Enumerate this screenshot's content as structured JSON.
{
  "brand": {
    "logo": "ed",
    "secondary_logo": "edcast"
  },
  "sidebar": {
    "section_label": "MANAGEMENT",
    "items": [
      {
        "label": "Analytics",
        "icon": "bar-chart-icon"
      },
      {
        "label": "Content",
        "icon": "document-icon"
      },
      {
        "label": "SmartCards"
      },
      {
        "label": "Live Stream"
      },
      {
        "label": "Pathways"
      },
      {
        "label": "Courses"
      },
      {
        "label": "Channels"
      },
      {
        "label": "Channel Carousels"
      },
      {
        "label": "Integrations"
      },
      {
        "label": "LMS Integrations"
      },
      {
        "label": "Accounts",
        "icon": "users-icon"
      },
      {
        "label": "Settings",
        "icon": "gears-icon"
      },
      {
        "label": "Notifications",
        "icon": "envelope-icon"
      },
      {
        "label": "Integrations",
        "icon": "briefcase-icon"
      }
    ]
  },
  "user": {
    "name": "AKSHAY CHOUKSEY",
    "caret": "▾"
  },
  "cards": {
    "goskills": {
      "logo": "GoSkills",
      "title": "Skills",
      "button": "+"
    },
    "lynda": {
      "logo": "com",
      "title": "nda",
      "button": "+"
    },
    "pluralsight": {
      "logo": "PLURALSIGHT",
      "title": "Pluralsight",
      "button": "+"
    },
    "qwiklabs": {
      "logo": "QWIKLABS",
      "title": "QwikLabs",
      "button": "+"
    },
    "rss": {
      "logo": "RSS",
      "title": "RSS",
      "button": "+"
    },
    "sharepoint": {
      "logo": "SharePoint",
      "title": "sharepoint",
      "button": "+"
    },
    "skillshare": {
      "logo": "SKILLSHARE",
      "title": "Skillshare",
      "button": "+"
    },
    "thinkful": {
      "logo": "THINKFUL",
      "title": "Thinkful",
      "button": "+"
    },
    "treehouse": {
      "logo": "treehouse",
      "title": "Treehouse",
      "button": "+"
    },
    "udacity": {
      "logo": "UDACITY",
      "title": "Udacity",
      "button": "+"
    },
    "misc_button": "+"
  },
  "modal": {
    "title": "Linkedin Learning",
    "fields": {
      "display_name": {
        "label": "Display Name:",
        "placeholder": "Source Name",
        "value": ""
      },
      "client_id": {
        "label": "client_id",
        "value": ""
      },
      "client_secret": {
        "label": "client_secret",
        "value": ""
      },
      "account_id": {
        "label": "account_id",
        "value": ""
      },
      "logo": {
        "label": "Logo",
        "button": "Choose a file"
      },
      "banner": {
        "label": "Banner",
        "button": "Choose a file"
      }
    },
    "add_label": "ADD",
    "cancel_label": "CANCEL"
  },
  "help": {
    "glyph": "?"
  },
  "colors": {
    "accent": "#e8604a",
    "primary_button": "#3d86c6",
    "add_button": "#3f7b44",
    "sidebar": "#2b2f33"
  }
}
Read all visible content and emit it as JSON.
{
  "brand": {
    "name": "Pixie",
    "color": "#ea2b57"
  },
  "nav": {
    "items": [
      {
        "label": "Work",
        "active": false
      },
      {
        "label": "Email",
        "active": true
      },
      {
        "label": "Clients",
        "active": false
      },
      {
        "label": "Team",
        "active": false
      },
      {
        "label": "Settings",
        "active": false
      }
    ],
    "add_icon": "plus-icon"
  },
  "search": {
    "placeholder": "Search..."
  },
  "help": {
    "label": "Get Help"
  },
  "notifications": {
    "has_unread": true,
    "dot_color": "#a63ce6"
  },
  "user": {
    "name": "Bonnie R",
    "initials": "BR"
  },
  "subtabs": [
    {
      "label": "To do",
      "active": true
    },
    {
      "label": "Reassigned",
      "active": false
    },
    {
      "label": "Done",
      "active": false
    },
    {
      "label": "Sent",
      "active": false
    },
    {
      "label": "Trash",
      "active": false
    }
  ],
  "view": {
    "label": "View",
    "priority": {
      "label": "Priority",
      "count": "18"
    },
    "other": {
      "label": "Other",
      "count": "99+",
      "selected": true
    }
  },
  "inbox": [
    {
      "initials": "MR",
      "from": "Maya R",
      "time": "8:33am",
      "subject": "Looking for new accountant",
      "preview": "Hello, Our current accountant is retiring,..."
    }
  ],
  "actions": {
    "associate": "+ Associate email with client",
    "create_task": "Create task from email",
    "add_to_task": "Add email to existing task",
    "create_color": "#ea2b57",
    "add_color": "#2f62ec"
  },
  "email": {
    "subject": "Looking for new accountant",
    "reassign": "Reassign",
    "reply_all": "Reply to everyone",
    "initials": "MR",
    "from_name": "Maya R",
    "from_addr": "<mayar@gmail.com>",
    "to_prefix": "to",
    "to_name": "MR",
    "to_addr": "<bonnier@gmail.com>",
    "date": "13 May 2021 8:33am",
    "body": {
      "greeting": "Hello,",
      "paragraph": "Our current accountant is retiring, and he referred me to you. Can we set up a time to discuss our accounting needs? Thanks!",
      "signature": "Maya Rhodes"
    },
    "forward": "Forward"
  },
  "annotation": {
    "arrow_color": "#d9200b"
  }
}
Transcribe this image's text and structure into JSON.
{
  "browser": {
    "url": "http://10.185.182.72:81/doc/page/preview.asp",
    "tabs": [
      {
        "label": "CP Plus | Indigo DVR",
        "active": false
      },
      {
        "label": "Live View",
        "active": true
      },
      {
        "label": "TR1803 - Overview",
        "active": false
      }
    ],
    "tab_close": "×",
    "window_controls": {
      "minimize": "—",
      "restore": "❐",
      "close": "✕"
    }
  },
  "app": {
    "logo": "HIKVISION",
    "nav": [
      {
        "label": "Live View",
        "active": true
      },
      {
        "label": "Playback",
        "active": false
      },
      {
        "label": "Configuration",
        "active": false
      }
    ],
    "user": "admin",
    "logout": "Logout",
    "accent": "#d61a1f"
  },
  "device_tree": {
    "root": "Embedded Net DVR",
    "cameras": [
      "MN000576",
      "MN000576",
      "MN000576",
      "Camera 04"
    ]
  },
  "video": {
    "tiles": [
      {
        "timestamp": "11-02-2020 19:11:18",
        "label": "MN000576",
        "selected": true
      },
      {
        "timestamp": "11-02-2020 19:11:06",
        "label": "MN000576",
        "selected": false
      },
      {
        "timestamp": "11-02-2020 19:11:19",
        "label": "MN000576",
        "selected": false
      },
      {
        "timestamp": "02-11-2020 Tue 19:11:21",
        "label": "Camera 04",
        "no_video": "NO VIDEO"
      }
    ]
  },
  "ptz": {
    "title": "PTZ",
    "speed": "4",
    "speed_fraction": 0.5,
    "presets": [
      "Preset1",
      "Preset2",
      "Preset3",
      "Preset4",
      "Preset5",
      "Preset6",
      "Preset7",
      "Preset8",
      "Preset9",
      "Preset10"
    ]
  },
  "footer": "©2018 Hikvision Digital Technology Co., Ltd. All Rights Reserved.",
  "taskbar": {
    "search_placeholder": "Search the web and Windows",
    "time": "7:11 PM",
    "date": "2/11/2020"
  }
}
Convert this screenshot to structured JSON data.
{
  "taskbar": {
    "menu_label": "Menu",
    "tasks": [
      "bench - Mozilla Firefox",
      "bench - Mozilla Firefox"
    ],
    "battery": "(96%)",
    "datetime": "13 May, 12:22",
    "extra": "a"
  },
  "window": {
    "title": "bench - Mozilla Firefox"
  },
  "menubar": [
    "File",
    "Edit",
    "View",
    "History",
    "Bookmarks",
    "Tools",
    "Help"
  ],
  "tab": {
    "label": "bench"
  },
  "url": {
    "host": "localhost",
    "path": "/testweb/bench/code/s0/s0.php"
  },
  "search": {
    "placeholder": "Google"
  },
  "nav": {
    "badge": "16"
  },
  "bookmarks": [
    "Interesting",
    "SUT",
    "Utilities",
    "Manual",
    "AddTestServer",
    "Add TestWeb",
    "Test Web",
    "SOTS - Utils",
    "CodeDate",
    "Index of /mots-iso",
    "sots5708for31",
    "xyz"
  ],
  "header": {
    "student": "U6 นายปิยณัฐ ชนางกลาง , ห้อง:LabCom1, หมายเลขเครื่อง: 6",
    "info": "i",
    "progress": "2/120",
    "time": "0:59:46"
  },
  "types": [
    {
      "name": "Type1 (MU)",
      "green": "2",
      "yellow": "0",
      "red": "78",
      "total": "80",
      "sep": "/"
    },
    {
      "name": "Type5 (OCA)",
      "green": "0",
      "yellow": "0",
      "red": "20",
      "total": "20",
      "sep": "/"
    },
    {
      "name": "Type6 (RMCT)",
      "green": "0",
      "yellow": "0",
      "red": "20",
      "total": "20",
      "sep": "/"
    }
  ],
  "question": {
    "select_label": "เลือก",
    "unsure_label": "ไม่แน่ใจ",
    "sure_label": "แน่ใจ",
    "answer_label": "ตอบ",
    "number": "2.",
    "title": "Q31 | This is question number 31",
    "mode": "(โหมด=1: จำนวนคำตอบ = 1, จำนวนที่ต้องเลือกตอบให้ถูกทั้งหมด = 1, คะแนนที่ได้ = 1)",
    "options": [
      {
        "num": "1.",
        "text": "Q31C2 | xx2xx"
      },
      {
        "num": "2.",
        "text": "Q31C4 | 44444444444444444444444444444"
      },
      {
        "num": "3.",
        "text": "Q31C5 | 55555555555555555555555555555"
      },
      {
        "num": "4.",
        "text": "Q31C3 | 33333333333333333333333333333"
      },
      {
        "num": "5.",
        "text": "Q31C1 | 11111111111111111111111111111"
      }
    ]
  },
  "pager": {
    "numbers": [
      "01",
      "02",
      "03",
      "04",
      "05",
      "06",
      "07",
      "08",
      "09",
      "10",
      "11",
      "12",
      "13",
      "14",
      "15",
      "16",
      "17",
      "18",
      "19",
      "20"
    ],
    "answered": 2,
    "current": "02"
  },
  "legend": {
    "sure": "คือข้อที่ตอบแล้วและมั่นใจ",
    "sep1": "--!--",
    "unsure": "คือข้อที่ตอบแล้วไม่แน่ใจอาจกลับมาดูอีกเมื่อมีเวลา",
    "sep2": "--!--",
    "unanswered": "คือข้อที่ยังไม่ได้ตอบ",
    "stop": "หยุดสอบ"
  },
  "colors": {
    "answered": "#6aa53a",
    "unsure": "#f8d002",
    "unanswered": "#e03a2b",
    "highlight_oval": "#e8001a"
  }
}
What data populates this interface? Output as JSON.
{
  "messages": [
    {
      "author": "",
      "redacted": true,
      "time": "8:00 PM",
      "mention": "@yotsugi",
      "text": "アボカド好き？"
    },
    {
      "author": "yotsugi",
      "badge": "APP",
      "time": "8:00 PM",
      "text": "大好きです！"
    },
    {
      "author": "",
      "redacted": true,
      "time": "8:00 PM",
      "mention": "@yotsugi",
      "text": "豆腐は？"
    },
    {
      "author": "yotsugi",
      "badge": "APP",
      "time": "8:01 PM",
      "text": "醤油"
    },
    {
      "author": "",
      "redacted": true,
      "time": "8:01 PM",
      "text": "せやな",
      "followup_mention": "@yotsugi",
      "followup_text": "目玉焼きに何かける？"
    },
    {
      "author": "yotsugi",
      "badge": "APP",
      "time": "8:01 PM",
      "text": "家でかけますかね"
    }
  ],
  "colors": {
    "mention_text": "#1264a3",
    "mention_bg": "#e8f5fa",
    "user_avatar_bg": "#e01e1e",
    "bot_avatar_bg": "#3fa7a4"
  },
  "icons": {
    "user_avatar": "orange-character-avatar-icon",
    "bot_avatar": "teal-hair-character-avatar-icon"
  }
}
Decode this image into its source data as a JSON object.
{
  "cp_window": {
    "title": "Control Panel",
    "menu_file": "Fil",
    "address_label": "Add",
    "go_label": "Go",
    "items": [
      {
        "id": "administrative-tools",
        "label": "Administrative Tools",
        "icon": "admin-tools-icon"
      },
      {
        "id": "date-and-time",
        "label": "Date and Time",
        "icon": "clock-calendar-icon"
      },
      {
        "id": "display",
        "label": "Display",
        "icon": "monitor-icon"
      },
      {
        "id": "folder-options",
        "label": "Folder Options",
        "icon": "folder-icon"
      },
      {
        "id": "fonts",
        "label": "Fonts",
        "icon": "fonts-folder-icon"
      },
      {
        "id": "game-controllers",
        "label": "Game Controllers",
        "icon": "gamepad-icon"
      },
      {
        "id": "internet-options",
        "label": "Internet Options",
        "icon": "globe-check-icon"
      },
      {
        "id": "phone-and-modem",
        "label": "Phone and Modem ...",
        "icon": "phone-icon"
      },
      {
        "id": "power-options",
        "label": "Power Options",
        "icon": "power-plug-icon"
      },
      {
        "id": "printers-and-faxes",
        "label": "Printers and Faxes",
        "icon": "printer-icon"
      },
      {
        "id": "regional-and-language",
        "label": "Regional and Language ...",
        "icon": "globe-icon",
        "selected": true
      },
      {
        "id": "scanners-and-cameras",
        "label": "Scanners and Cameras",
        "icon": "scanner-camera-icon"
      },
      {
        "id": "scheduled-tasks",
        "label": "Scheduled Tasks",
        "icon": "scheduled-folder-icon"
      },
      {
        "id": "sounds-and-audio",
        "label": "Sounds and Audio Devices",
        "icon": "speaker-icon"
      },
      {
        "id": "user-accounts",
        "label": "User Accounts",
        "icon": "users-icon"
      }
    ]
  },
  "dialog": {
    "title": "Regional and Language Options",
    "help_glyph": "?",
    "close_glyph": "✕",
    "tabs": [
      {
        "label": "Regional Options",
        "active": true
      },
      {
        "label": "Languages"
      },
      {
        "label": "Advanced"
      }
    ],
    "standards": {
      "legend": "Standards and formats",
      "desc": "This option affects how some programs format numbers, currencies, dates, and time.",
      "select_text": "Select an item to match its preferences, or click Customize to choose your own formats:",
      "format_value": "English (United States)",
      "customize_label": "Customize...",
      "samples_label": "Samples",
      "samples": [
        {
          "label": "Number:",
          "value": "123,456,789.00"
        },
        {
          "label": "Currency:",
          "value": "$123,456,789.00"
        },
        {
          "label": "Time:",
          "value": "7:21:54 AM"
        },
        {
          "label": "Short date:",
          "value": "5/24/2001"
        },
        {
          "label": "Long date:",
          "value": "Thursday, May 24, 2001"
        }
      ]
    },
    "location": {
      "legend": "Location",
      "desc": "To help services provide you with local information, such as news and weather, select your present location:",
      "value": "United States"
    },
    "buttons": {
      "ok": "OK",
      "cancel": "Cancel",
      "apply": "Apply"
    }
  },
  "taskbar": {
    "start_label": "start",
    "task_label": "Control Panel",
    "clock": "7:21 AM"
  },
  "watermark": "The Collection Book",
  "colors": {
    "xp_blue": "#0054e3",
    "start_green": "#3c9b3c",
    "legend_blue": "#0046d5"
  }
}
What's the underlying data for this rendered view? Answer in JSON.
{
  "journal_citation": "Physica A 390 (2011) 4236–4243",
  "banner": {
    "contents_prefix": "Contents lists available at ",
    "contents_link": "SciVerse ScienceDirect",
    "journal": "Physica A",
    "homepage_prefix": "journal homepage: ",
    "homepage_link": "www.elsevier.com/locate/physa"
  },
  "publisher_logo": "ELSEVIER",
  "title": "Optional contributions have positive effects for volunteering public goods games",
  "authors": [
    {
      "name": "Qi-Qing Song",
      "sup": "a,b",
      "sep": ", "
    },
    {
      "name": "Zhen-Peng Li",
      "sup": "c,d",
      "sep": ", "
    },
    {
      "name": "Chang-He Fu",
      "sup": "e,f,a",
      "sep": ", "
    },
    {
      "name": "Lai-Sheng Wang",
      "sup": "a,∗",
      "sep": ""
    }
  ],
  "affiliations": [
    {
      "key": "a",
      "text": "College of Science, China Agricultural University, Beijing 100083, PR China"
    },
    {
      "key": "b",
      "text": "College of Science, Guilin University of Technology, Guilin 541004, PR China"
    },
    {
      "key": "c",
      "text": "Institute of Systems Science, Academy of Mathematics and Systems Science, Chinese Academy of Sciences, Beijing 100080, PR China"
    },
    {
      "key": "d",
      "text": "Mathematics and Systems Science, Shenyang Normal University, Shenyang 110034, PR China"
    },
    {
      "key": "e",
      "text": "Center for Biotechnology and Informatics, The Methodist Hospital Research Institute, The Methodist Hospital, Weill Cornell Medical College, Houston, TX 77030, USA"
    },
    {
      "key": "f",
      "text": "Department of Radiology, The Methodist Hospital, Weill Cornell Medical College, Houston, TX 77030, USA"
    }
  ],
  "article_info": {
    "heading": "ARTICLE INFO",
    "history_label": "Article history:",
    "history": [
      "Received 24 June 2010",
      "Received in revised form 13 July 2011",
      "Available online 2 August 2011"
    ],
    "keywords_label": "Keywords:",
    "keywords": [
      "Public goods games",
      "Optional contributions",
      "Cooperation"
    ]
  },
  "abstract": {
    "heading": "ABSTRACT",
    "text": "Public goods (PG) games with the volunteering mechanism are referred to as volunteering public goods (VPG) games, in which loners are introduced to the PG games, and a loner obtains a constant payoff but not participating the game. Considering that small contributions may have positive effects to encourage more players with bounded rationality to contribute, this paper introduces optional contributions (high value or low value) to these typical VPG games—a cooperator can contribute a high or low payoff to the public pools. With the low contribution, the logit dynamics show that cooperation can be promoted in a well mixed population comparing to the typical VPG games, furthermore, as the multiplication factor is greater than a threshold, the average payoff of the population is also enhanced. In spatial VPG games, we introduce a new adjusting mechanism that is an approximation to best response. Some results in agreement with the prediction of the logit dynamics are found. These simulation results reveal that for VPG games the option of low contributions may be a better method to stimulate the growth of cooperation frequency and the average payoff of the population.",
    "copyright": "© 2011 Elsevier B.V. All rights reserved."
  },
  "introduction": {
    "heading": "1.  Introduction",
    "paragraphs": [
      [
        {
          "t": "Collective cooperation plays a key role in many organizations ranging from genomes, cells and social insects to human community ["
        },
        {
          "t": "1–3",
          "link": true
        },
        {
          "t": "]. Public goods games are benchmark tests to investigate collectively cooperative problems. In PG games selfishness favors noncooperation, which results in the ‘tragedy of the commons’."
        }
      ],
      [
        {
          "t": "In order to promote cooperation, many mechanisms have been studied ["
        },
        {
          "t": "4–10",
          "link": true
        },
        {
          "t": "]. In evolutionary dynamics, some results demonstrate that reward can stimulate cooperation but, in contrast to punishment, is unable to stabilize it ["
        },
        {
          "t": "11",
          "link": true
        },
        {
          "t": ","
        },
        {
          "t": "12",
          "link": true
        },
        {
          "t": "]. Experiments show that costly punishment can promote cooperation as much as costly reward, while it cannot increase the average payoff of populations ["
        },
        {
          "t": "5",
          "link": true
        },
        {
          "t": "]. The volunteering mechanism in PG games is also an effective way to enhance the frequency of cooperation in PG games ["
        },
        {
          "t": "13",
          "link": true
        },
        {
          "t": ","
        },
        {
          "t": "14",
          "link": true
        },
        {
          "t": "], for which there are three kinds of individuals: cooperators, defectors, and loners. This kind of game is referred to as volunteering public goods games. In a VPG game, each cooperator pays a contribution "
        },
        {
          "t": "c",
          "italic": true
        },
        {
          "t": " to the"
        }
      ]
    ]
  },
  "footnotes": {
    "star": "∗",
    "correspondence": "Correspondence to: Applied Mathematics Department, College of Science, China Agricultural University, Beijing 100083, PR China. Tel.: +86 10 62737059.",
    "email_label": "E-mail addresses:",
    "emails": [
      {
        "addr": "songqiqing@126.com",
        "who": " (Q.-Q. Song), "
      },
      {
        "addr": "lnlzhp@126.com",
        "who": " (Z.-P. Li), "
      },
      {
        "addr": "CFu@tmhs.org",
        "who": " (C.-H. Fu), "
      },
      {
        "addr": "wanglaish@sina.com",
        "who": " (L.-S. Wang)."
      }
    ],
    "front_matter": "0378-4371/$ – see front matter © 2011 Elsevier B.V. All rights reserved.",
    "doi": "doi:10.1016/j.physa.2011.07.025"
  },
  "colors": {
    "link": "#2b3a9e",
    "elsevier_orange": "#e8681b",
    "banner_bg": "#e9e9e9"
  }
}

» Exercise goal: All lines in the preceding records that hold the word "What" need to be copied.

» Output for this exercise:
What data populates this interface? Output as JSON.
What's the underlying data for this rendered view? Answer in JSON.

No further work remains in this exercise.